■ **Exercise description**
For the data that follows, report how many lines contain the word "much", and nothing else.

☆ ☆ ☆ ☆

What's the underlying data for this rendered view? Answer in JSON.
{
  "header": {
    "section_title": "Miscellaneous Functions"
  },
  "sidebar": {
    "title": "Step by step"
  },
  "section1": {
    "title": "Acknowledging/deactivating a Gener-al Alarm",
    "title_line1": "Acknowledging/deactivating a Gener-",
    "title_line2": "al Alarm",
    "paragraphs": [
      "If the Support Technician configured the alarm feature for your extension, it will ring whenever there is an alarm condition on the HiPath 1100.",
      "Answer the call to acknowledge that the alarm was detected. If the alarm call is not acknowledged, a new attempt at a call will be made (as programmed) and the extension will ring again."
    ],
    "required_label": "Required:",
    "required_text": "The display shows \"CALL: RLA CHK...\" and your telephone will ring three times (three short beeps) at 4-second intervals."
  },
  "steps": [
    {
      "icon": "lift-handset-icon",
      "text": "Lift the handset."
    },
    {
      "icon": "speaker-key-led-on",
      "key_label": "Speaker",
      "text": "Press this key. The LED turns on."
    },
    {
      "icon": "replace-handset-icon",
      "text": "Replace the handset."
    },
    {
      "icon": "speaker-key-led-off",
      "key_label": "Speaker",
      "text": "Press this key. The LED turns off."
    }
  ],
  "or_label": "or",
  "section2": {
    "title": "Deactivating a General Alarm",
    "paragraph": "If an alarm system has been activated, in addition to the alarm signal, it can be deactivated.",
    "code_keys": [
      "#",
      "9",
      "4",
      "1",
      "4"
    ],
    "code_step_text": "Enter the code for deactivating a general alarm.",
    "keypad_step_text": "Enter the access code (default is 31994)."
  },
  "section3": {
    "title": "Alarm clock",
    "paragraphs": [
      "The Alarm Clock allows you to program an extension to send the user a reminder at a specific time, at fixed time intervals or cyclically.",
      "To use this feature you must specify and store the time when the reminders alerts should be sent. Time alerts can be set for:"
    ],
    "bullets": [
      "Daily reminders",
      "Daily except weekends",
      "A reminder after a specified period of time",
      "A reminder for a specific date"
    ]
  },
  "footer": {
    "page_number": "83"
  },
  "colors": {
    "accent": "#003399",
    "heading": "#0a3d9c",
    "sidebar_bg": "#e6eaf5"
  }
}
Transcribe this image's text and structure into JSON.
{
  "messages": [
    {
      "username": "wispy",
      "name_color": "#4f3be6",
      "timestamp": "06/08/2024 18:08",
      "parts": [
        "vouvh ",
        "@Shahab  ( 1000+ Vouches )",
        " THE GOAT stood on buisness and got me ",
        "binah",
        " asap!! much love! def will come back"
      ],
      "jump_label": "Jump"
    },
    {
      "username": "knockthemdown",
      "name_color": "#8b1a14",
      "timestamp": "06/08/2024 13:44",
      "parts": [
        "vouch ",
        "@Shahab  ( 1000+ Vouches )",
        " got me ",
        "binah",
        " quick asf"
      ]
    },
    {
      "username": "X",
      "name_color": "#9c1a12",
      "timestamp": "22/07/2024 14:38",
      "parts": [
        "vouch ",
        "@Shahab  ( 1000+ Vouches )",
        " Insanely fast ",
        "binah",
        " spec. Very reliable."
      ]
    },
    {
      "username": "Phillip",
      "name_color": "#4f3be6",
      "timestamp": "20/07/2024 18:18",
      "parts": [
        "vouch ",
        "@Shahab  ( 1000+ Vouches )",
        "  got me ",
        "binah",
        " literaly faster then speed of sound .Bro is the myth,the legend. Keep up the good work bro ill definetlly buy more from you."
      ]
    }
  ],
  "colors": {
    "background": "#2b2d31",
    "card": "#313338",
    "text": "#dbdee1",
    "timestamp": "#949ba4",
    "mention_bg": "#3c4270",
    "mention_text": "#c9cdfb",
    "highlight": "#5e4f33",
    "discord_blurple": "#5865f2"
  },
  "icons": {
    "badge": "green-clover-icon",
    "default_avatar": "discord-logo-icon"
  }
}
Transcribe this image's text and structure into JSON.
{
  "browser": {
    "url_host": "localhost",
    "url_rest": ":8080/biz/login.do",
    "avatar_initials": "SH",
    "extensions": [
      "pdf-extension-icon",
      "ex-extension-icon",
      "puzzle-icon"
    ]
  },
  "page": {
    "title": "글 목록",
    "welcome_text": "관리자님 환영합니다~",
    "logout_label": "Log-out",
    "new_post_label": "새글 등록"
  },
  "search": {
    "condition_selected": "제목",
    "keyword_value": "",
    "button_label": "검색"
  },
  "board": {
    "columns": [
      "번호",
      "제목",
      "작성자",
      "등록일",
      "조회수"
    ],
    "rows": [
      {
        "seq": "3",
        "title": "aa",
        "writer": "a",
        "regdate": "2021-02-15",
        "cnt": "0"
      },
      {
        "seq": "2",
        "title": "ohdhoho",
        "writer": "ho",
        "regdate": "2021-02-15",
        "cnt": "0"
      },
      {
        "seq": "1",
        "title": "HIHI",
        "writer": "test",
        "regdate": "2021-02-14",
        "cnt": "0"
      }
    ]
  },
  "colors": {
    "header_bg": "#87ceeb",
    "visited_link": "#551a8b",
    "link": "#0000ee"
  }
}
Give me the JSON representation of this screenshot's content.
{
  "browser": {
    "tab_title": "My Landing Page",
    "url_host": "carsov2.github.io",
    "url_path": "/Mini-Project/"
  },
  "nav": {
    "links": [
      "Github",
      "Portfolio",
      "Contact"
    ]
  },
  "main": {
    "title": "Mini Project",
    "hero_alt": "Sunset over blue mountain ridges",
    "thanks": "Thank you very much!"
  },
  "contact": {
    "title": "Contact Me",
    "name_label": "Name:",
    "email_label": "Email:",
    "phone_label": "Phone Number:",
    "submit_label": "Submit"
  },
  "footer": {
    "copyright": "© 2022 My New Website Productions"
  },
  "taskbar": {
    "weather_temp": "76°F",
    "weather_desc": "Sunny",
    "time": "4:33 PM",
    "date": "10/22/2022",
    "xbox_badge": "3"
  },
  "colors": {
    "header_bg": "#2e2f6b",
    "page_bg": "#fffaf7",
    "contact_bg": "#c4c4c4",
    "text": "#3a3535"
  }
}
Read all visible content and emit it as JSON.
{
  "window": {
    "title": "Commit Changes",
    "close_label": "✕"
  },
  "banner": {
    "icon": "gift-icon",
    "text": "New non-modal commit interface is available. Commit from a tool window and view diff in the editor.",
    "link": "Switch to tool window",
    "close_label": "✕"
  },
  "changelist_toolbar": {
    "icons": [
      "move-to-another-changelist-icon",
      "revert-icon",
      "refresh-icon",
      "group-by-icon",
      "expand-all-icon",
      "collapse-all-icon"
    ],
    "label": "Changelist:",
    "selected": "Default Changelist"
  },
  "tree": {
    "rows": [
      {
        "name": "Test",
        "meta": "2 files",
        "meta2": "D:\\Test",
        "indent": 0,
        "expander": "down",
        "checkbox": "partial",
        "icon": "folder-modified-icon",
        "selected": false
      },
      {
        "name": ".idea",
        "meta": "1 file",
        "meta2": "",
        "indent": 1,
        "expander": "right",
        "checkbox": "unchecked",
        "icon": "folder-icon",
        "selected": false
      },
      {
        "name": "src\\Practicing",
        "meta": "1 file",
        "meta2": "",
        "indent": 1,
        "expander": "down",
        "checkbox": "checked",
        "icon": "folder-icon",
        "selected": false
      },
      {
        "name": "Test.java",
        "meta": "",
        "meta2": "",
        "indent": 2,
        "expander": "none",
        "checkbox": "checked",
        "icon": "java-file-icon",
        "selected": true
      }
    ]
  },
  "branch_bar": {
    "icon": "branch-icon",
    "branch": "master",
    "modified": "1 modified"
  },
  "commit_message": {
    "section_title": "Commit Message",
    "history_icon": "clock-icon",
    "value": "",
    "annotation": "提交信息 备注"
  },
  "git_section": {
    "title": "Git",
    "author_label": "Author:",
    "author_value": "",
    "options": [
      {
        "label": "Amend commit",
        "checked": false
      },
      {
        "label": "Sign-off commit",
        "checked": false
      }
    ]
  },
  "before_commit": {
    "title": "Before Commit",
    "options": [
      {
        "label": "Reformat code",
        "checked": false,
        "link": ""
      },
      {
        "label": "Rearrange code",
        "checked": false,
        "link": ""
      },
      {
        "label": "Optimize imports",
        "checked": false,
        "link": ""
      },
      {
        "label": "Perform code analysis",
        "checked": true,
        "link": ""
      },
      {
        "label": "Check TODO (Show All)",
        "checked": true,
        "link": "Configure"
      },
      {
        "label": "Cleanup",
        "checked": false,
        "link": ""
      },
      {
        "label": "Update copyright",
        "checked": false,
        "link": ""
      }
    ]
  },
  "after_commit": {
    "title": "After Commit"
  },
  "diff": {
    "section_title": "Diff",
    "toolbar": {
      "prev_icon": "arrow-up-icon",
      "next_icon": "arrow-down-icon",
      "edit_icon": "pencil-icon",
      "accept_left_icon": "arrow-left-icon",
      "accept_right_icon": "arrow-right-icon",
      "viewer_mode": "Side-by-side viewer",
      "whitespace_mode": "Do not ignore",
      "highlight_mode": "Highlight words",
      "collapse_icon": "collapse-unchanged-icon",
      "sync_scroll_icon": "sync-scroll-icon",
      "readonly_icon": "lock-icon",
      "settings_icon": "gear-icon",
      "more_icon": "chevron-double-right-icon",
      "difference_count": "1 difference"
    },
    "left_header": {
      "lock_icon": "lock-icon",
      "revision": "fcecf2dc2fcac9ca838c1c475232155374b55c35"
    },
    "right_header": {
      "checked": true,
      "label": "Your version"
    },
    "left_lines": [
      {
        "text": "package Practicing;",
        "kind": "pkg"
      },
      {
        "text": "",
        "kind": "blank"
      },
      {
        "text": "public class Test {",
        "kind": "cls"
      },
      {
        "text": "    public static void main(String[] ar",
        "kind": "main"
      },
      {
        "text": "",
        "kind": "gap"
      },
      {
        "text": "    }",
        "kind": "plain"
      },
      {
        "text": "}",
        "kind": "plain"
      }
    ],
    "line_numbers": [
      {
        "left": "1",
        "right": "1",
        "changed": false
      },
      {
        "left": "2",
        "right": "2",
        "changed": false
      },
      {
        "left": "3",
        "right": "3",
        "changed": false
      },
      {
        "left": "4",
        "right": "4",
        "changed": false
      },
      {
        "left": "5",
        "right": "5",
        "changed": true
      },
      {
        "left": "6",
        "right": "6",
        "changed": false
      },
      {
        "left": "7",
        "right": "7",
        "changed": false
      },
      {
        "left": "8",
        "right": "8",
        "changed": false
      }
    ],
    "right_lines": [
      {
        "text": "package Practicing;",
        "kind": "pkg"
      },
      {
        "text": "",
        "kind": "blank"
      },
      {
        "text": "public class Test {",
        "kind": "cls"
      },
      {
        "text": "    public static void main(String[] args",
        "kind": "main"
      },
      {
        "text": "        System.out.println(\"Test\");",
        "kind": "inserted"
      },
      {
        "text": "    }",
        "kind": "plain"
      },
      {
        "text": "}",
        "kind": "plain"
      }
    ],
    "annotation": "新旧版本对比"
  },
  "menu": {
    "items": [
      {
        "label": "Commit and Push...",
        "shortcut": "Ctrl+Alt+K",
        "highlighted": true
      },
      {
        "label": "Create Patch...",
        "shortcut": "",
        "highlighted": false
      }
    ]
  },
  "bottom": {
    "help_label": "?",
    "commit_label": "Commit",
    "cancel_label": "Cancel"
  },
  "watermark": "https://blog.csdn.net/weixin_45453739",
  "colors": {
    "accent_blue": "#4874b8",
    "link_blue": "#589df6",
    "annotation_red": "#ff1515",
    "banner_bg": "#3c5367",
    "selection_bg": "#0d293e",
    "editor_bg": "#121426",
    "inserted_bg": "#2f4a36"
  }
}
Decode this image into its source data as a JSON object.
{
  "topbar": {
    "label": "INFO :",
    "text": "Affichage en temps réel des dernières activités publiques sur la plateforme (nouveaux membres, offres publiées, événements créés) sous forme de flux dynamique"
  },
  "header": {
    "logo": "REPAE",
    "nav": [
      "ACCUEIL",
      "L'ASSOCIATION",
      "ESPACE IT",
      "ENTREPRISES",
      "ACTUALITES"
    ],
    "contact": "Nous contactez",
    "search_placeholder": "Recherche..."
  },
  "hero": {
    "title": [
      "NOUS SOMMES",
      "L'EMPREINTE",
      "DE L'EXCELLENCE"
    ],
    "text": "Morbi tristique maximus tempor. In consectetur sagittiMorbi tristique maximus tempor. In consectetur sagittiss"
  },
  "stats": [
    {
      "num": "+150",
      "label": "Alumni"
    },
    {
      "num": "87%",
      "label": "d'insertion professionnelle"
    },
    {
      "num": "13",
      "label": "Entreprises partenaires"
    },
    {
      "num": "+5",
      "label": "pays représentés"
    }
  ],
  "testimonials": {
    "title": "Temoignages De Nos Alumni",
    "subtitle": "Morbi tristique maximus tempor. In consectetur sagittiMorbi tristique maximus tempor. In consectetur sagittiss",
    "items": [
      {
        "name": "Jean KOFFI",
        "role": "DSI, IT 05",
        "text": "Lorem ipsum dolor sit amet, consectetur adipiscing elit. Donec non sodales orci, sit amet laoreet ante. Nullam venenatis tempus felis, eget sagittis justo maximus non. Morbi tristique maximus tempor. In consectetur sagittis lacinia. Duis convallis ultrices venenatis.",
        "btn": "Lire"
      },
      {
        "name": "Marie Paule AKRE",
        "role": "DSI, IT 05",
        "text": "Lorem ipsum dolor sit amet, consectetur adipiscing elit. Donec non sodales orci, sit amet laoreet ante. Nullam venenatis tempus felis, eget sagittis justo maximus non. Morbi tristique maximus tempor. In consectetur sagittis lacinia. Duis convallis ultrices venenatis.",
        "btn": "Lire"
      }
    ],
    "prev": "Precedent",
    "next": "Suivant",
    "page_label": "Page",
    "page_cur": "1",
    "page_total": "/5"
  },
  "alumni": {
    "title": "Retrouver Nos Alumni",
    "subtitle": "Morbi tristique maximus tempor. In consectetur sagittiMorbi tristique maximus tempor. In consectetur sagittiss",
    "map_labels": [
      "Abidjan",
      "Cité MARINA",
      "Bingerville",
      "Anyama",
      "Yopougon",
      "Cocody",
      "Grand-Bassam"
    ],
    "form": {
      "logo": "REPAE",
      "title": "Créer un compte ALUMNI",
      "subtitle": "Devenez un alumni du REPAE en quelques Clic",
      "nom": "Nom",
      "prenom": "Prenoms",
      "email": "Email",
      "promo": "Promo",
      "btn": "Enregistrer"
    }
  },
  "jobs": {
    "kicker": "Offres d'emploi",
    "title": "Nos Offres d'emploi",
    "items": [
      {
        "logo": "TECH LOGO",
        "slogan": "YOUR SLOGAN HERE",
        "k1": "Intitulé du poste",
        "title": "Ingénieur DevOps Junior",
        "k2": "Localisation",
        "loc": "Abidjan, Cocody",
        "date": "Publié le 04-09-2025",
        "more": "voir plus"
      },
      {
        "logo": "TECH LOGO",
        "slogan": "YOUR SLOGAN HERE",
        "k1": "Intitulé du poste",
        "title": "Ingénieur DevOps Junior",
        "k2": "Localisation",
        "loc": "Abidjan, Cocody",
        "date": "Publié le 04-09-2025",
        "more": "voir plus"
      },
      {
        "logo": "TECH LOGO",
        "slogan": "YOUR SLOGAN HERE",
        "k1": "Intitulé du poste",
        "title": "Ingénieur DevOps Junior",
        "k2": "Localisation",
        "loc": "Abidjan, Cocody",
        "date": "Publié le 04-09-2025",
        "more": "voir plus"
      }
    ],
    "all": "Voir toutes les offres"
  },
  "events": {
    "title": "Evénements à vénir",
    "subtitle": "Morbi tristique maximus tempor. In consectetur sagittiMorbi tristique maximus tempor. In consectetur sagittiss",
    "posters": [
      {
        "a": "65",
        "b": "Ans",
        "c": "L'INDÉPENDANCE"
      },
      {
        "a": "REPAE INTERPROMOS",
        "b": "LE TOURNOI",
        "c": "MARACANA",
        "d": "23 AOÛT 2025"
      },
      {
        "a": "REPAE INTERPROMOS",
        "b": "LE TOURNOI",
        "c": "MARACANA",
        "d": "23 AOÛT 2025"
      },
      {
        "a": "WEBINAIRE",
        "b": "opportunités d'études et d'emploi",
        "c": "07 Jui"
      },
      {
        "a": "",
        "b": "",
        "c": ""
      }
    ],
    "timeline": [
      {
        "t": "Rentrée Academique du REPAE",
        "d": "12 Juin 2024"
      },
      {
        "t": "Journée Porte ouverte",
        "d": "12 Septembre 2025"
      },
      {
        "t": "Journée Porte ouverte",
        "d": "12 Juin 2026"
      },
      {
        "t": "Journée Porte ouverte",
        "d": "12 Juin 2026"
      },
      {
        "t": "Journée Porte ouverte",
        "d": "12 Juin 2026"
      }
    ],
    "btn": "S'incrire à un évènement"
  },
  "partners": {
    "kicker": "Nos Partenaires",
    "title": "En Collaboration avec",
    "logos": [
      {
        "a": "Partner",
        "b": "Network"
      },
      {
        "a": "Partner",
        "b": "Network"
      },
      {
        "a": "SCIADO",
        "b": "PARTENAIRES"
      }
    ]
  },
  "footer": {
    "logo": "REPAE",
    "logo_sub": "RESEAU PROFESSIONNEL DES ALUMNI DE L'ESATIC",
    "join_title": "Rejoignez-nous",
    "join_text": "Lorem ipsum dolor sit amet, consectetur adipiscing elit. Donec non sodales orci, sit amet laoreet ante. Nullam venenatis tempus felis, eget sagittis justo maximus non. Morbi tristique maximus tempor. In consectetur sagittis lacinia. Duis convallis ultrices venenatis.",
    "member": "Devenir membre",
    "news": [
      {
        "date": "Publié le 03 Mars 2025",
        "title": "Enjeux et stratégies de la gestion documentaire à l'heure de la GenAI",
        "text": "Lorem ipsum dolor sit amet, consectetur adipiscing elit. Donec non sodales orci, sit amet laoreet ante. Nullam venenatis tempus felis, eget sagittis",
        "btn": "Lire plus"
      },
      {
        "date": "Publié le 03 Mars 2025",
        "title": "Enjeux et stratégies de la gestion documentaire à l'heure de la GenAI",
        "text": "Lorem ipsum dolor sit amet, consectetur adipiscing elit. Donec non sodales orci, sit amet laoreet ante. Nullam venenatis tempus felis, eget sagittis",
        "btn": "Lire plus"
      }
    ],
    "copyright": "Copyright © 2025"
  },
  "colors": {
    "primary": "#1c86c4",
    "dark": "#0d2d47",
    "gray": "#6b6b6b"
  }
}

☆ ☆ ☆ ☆

■ **Response**
2